Because Scott and I had tasted numerous generous spoonfuls of frosting, we were far too wired to sleep, so we laid in bed bitching about the sorry state of our lives while millions of tiny bugs scurried hither and yon underneath our skin (at least that’s how I felt) and I obsessed about the cake the cake THE CAKE. Finally, as dawn threatened to approach, we managed to sleep, and then a few minutes later somehow we got the kid to school and I presented them with the damn cookies. And then went home to regard the state of the cake.
It was now well-chilled, and looked like it had a terrible disease. Blue frosting was smeared across the top and the primordial ooze was stuck to the sides. I turned the air conditioning back on to Kelvin Cold, scraped every inch of frosting off the cake, whipped it back into spreadable consistency, began the re-frosterizing, and then watched in horror as it melted all over again. I was by now incoherent with rage. There was no reason this frosting should be doing this; obviously it had some sort of personal problem with me. I tossed it back into the refrigerator and then I calmly paced the living room and threw some things at the wall. Then I returned to the cake, scraped the frosting off again, put the bowl of frosting into the freezer, let it set for a while, and then re-frosted, this time even closer to the air conditioner. And lo, the frosting did stay put. And I was happy.
Then I went to pick up Henry from school, and when we returned, I checked on the cake, which was now safe in the fridge, sure to not have incurred any more harm. Except it had.
When I was out, Scott had taken the cake out to draw the R2-D2 on the top, and despite taking every precaution (setting the cake up less than an inch from the air conditioner, etc.) the frosting had melted. AGAIN.

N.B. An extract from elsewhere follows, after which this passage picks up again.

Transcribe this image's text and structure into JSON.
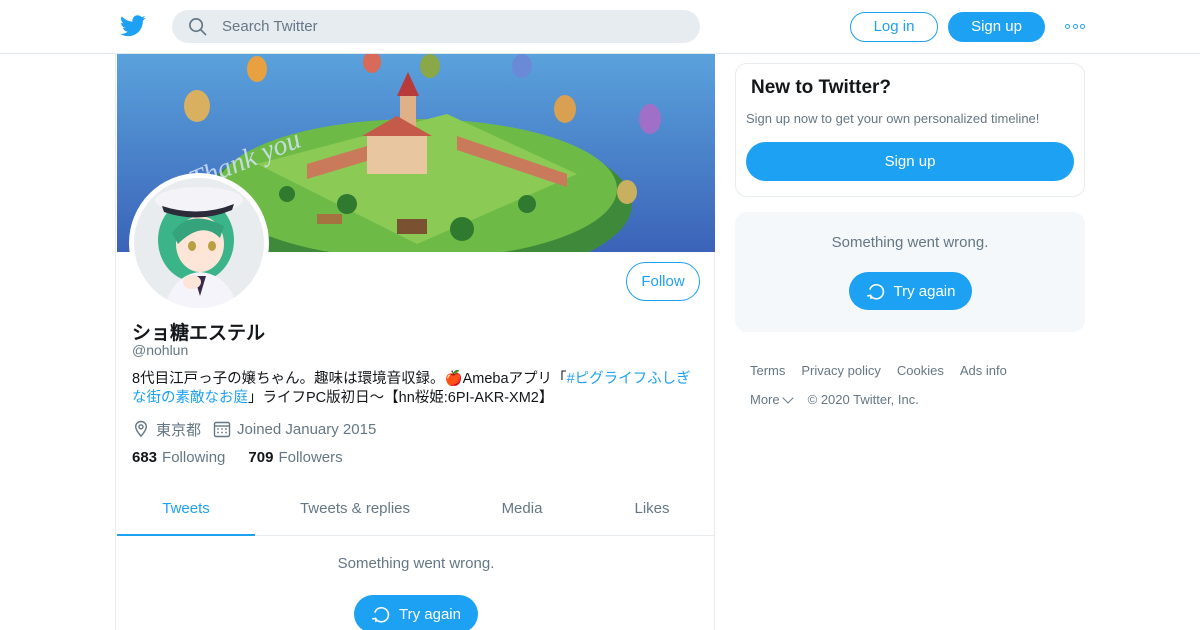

I tried not to scream. I called my mother and sister for frosting advice and moral support. “Why does it keep melting?” my mother asked. Good question, Mom. They both agreed I needed to add more confectioner’s sugar. Now I had a plan. Okay. I scraped the sides of the cake (AGAIN), added cupfuls of sugar, blended the damn frosting (AGAIN), and applied it to the sides. Again. This time it seemed to want to stay. Finally. But I was exhausted, and on edge from the cupfuls of sugar coursing through my veins (I don’t know about you, but I can’t not taste frosting), and there was no joy left in me. The cake had won.
By the time the party rolled around, I knew I had achieved a new level of insanity. I could think of nothing but the cake. The cake should be out of the refrigerator, I kept thinking. A chilled cake is not ideal. Room temperature, that’s what it should be. But if I put it out and it melts! Our friends were arriving and everyone was mingling and laughing and all I could think was that damn cake better taste good or I will punch it.
Then it was cake time, the moment of truth, and the cake came out of the refrigerator, and everyone oohed—I must say, it did end up looking impressive—and I cut into it and immediately knew, as I had to put all my weight into it, that the cake had the consistency of a brick. Fuck it, I thought, and hoisted leaden slabs to everyone around me, and we all attempted to digest forkfuls while I stared at the hateful, hateful dessert. Five minutes later, I pointed at the three-quarters of cake remaining and shouted, “THERE. NOW DO YOU SEE?” Because, yes, the frosting was running down the sides and oozing all over the table. “Do you see that?” I said, as my guests muttered to each other, “And she thinks she’s ready to go off her meds?”